Henry The Hexapus: A Unique Cephalopod
Henry the Hexapus
It's not every day an invertebrate steals the headlines on the BBC and CNN. Henry the Hexapus is a six-legged octopus rescued from a lobster pot off the coast of Wales and given a happy home in the Blackpool Sea Life Centre in northwest England.
At first staffers didn't know there was anything unusual about him, until he stuck himself to the wall and posed for this shot.
What makes him special is his legs. Sure, bugs have six legs. But octopi have eight. If they lose one, it usually grows back. You can see from this photo that he's not missing any legs; he's just got an unusual birth defect! As far as scientists know, he's the only hexapus ever discovered.
Birth defects tend to cause animals to get munched in the wild, so despite PETA accusing the aquarium of turning him into a "sideshow freak," it's probably a good thing for him that he was found.
The octopus is the most intelligent invertebrate (spineless animal). Some can change color. Others can unlatch their cages. So PETA does have a point -- you've got to give them an interesting environment to explore and play in, just the way you would a cat or other small animal, rather than dropping them in a bowl like a goldfish.
Henry the Hexapus in the News - Cephalopod Celebrity
He swept world news headlines and the web on March 3rd, 2008.

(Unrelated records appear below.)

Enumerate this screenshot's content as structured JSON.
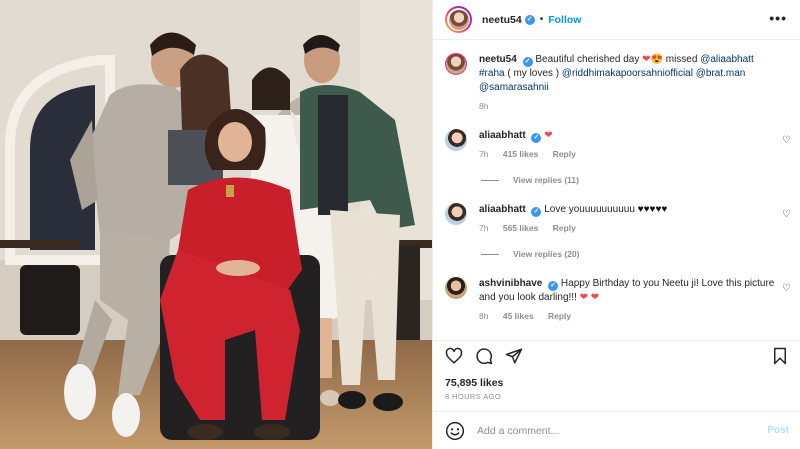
{
  "post": {
    "username": "neetu54",
    "follow_label": "Follow",
    "dot": "•",
    "caption": {
      "username": "neetu54",
      "text_1": "Beautiful cherished day",
      "text_2": "missed",
      "mention_1": "@aliaabhatt",
      "hashtag": "#raha",
      "text_3": "( my loves )",
      "mention_2": "@riddhimakapoorsahniofficial",
      "mention_3": "@brat.man",
      "mention_4": "@samarasahnii",
      "time": "8h"
    },
    "comments": [
      {
        "username": "aliaabhatt",
        "text": "",
        "emoji": "❤",
        "time": "7h",
        "likes": "415 likes",
        "reply": "Reply",
        "view_replies": "View replies (11)"
      },
      {
        "username": "aliaabhatt",
        "text": "Love youuuuuuuuuu",
        "emoji": "♥♥♥♥♥",
        "time": "7h",
        "likes": "565 likes",
        "reply": "Reply",
        "view_replies": "View replies (20)"
      },
      {
        "username": "ashvinibhave",
        "text": "Happy Birthday to you Neetu ji! Love this picture and you look darling!!!",
        "emoji": "❤ ❤",
        "time": "8h",
        "likes": "45 likes",
        "reply": "Reply",
        "view_replies": ""
      }
    ],
    "likes_count": "75,895 likes",
    "time_ago": "8 HOURS AGO",
    "add_comment_placeholder": "Add a comment...",
    "post_label": "Post",
    "more_label": "•••",
    "verified_mark": "✓",
    "small_heart": "♡"
  },
  "colors": {
    "accent": "#0095f6",
    "verified": "#3897f0",
    "heart": "#ed4956",
    "muted": "#8e8e8e",
    "mention": "#00376b"
  },
  "icons": {
    "like": "heart-outline-icon",
    "comment": "comment-bubble-icon",
    "share": "paper-plane-icon",
    "save": "bookmark-icon",
    "emoji": "smiley-icon",
    "more": "more-horizontal-icon",
    "verified": "verified-badge-icon"
  }
}
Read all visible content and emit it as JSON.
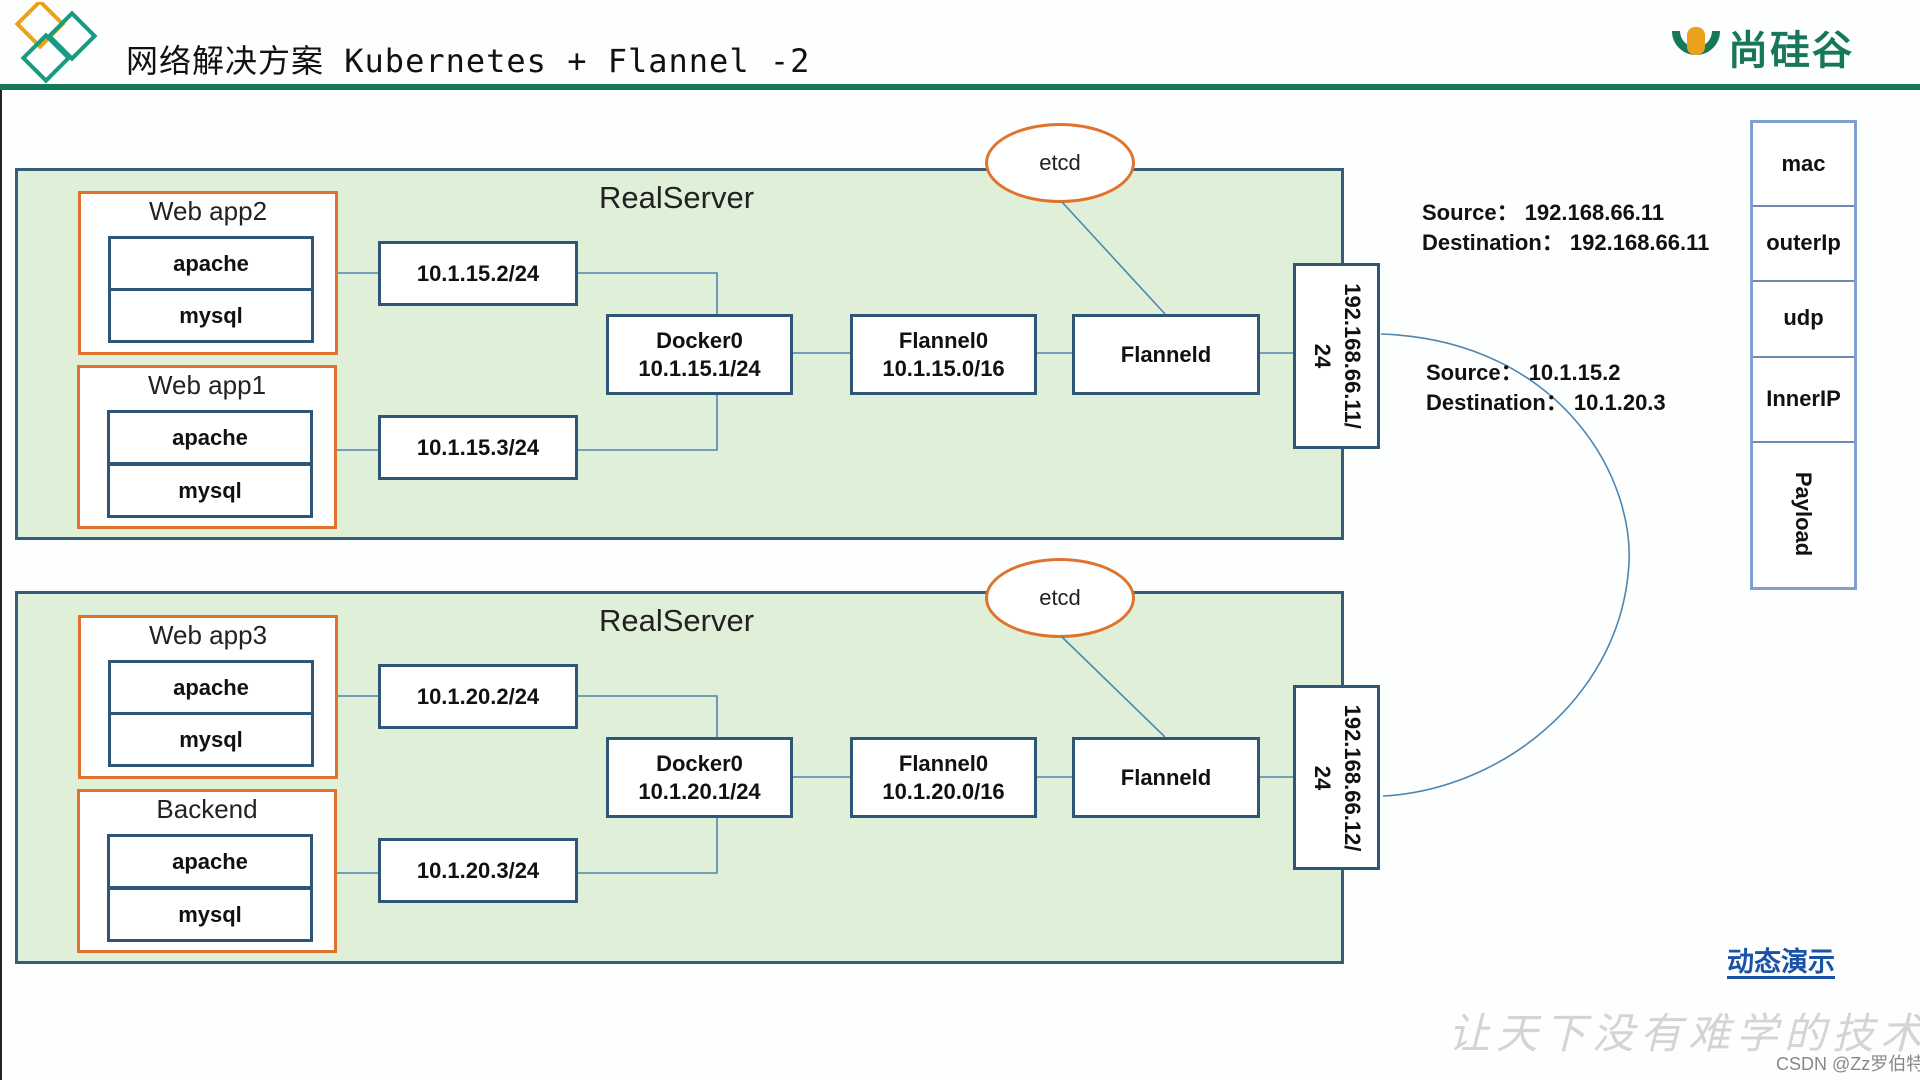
{
  "header": {
    "title": "网络解决方案 Kubernetes + Flannel -2",
    "brand": "尚硅谷",
    "brand_mark": "U",
    "colors": {
      "accent": "#17775a",
      "logo_orange": "#e8a21c",
      "logo_green": "#1a9a82"
    }
  },
  "servers": [
    {
      "label": "RealServer",
      "etcd": "etcd",
      "apps": [
        {
          "title": "Web app2",
          "services": [
            "apache",
            "mysql"
          ],
          "ip": "10.1.15.2/24"
        },
        {
          "title": "Web app1",
          "services": [
            "apache",
            "mysql"
          ],
          "ip": "10.1.15.3/24"
        }
      ],
      "docker0": {
        "name": "Docker0",
        "ip": "10.1.15.1/24"
      },
      "flannel0": {
        "name": "Flannel0",
        "ip": "10.1.15.0/16"
      },
      "flanneld": "Flanneld",
      "nic": {
        "line1": "192.168.66.11/",
        "line2": "24"
      }
    },
    {
      "label": "RealServer",
      "etcd": "etcd",
      "apps": [
        {
          "title": "Web app3",
          "services": [
            "apache",
            "mysql"
          ],
          "ip": "10.1.20.2/24"
        },
        {
          "title": "Backend",
          "services": [
            "apache",
            "mysql"
          ],
          "ip": "10.1.20.3/24"
        }
      ],
      "docker0": {
        "name": "Docker0",
        "ip": "10.1.20.1/24"
      },
      "flannel0": {
        "name": "Flannel0",
        "ip": "10.1.20.0/16"
      },
      "flanneld": "Flanneld",
      "nic": {
        "line1": "192.168.66.12/",
        "line2": "24"
      }
    }
  ],
  "outer_header": {
    "source": "Source：  192.168.66.11",
    "destination": "Destination：  192.168.66.11"
  },
  "inner_header": {
    "source": "Source：  10.1.15.2",
    "destination": "Destination：  10.1.20.3"
  },
  "packet": [
    "mac",
    "outerIp",
    "udp",
    "InnerIP",
    "Payload"
  ],
  "demo_link": "动态演示",
  "slogan": "让天下没有难学的技术",
  "watermark": "CSDN @Zz罗伯特",
  "colors": {
    "server_fill": "#e0efd8",
    "server_border": "#385b7a",
    "app_border": "#e0732b",
    "line": "#4e86b0",
    "link": "#1a52a8"
  }
}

- Henry the Hexapus on BBC News
Introducing Henry the Hexapus. Variants of the article showed up on CNN and other front-page news sites.
- Henry the Hexapus Goes Swimming
Short video clip of Henry the Hexapus on BBC for kids.
- Sea Life Europe
Website for Europe's Sea Life Centres, including the home of Henry the Hexapus.
- Reasons to Travel By Octopus
A funny Octopus cartoon on Flickr.
News Update on Henry the Hexapus, March 2009
I emailed the aquarium where Henry lives to inquire about his health and the typical lifespan of his eight-legged kin. I received this reply on 19th March 2009:
Henry is indeed still with us. Our Suckers feature has moved on (replaced by Scary Monsters), but we have kept Henry.
From around October, he became a little attached to a pot (a broken Greek urn style thing) in his tank, rarely leaving it, although you could set your watch by his morning stretch and wander round his tank, before he promptly returned to his hidey hole.
He is not on display anymore. We keep him behind the scenes where he can live out his final days in peace and quiet. As a lesser octopus we would expect an absolute maximum life span of 3 years, and I would guess him to be around 2 now. He is eating less than he used to, but then, he doesn't move around as much as he used to.
His tank behind scenes is kept semi dark for him, and does of course include his Greek urn hidey hole.
He is now easily 4-5 times the size that he was when he arrived, but has not grown appreciably for the past 6 months.
I hope that gives you the info you needed. I do like your page!
Blackpool Sea Life Centre
Thank you very much, Dr. Duckhouse! It's good to know Henry was well taken care of.
[EDIT] I first wrote this article in 2008. Sadly, Henry is certainly deceased by now.
Quick, what do you think of Henry The Hexapus?
IMPORTANT! Don't Flash The Octopus!
Flash photography can harm some octopuses -- even kill them! Don't take flash photography of an octopus without asking aquarium staff if it's okay.
Henry's Octopus Cousins: Some Fun Videos
Camouflage, color changes, and speed swimming -- these are spiffy critters.